(Excerpts from an interface dataset)
━━━━━━━━━━━━━━━━━━━━
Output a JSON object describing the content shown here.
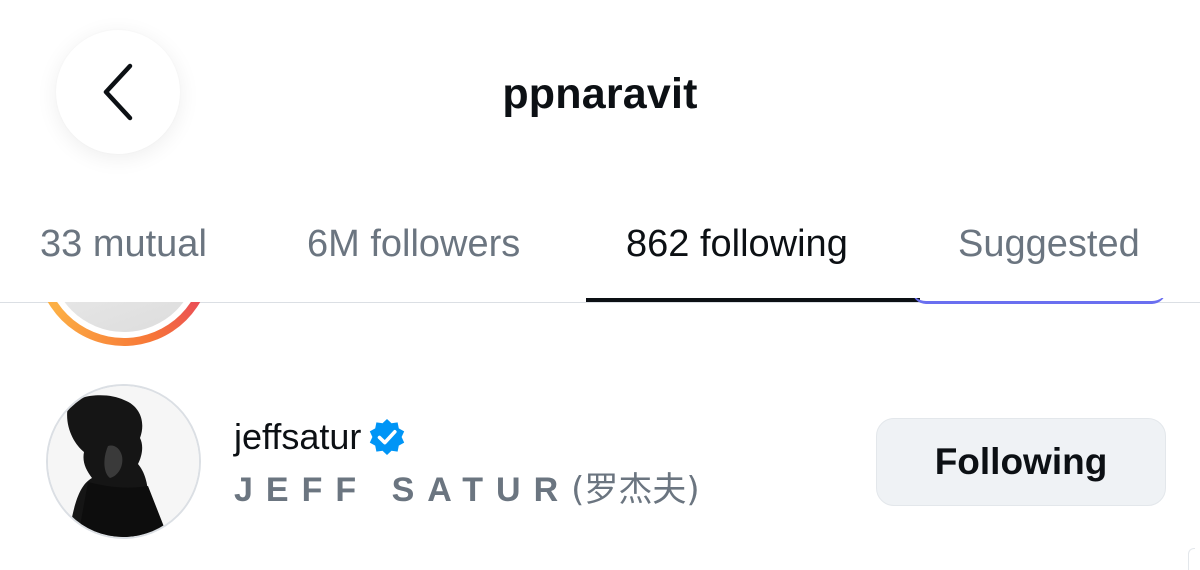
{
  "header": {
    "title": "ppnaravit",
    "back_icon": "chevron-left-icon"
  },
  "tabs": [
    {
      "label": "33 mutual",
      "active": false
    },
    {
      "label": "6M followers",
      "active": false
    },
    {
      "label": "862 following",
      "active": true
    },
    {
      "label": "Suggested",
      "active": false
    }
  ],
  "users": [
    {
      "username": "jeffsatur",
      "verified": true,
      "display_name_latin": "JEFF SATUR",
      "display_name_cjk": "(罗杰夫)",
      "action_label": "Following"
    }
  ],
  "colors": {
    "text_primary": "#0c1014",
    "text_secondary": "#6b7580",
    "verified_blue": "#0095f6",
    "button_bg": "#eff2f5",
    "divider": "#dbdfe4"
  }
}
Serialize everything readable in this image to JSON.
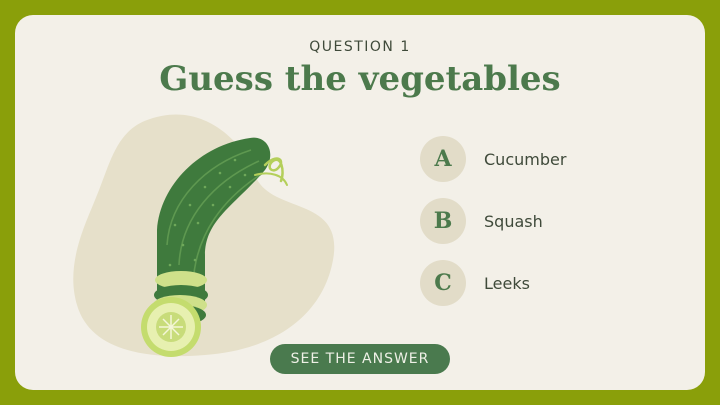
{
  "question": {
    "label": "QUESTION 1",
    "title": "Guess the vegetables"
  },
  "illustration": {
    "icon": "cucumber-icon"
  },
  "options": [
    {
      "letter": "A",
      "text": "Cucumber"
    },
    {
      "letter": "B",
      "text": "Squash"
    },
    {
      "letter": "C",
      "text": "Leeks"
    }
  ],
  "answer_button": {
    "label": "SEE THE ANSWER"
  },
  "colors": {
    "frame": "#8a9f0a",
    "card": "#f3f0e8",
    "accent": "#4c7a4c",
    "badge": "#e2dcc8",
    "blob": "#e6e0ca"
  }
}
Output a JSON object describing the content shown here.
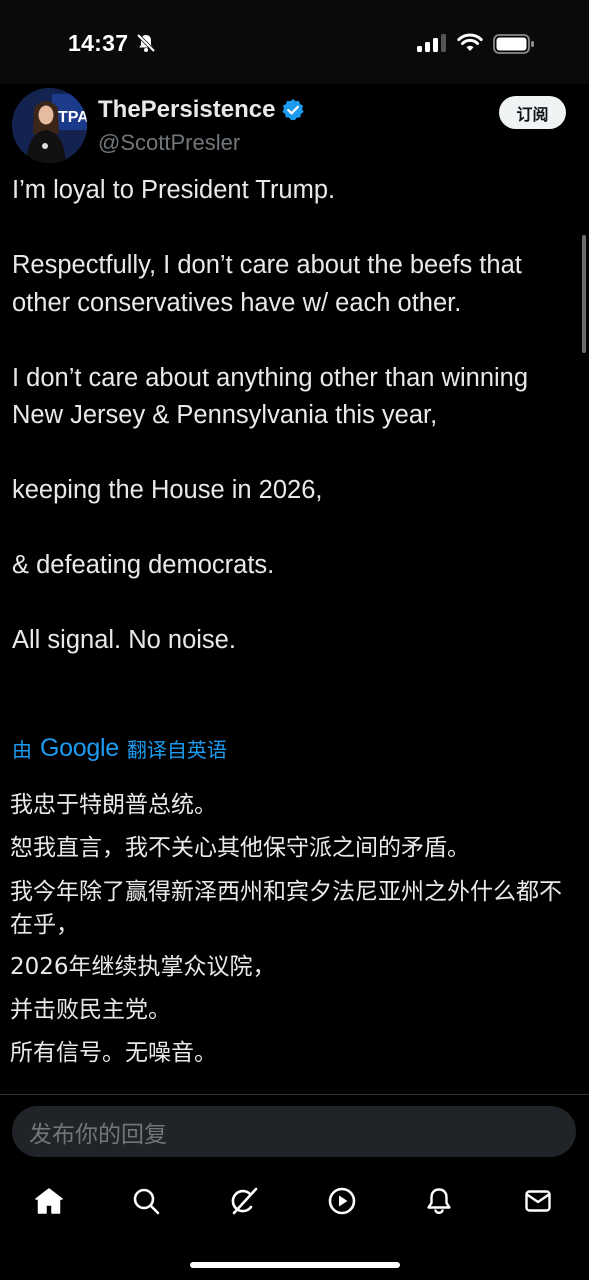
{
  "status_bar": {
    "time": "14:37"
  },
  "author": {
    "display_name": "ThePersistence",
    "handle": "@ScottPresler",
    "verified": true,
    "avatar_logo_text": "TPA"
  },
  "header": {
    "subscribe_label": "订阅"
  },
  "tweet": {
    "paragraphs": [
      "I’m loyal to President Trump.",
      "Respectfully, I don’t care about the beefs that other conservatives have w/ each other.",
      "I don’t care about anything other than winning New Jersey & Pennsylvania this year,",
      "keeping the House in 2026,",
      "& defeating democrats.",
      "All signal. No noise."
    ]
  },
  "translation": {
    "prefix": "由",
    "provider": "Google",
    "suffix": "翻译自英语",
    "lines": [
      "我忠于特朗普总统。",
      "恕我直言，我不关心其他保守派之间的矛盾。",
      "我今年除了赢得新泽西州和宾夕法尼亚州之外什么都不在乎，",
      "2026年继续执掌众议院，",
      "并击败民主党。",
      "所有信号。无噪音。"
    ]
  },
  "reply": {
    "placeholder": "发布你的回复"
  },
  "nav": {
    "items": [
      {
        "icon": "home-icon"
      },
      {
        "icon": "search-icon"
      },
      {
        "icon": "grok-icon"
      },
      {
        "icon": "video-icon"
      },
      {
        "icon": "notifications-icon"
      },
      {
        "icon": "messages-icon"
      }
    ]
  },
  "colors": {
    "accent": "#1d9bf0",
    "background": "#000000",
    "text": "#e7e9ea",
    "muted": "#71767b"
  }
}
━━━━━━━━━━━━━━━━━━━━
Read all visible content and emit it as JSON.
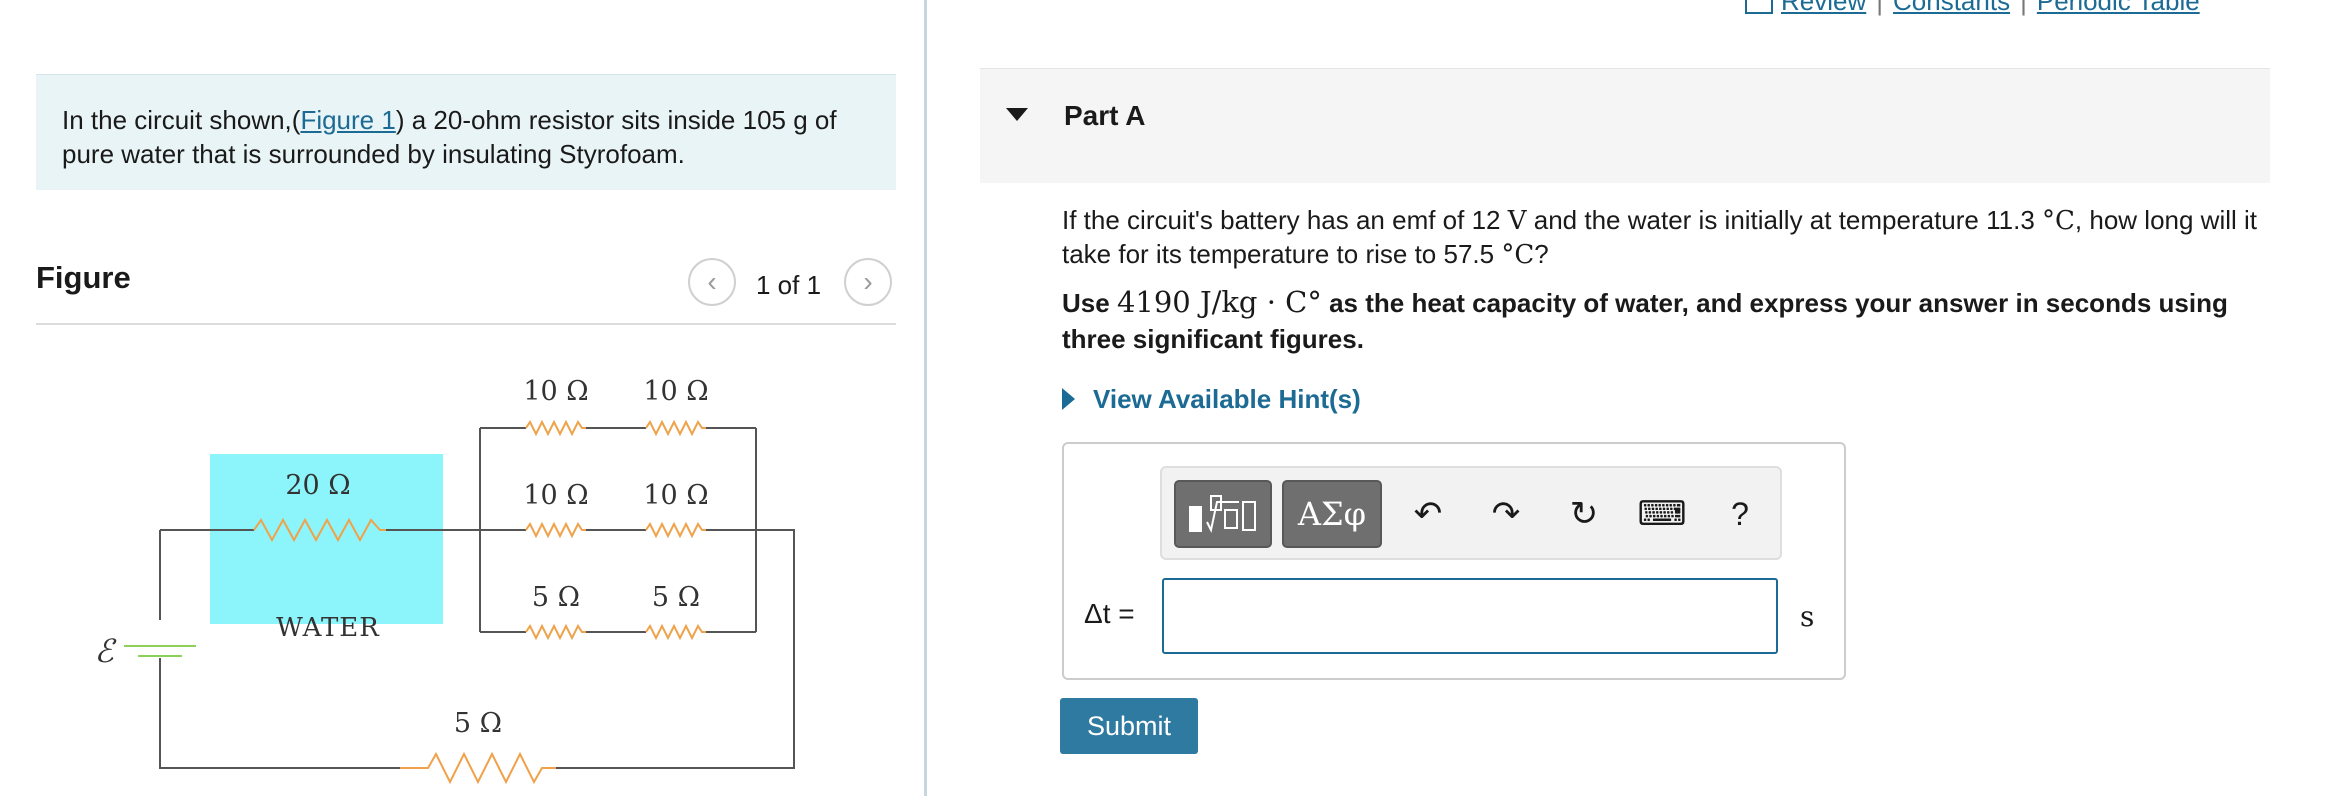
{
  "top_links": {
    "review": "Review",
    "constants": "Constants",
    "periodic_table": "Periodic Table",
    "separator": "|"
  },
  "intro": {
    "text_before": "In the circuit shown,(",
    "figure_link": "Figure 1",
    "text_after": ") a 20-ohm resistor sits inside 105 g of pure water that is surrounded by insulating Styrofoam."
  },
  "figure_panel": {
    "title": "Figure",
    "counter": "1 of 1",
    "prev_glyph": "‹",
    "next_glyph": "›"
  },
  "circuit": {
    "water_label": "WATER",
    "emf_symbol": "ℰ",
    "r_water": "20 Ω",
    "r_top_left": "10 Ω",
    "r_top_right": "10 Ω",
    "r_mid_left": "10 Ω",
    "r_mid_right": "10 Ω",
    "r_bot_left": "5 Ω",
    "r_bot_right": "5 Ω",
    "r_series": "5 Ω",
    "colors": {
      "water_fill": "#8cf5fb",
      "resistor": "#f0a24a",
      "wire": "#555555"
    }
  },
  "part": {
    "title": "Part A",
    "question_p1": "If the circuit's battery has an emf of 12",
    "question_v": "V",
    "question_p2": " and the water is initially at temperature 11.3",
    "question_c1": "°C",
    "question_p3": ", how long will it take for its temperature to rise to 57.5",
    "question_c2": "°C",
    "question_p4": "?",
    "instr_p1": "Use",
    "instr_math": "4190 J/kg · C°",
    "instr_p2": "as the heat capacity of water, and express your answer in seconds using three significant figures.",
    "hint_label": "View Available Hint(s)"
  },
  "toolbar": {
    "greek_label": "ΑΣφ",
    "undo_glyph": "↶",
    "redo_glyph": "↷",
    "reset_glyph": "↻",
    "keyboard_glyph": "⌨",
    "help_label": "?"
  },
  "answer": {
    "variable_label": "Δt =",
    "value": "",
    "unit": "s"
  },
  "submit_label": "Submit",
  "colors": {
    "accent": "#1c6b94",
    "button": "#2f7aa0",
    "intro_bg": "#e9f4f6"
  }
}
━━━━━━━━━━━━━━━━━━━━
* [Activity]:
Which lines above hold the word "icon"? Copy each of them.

* [Output of the exercise]:
    "back_icon": "chevron-left-icon"
    "icon": "cucumber-icon"
        "icon": "home-icon"
        "icon": "search-icon"
        "icon": "grok-icon"
        "icon": "video-icon"
        "icon": "notifications-icon"
        "icon": "messages-icon"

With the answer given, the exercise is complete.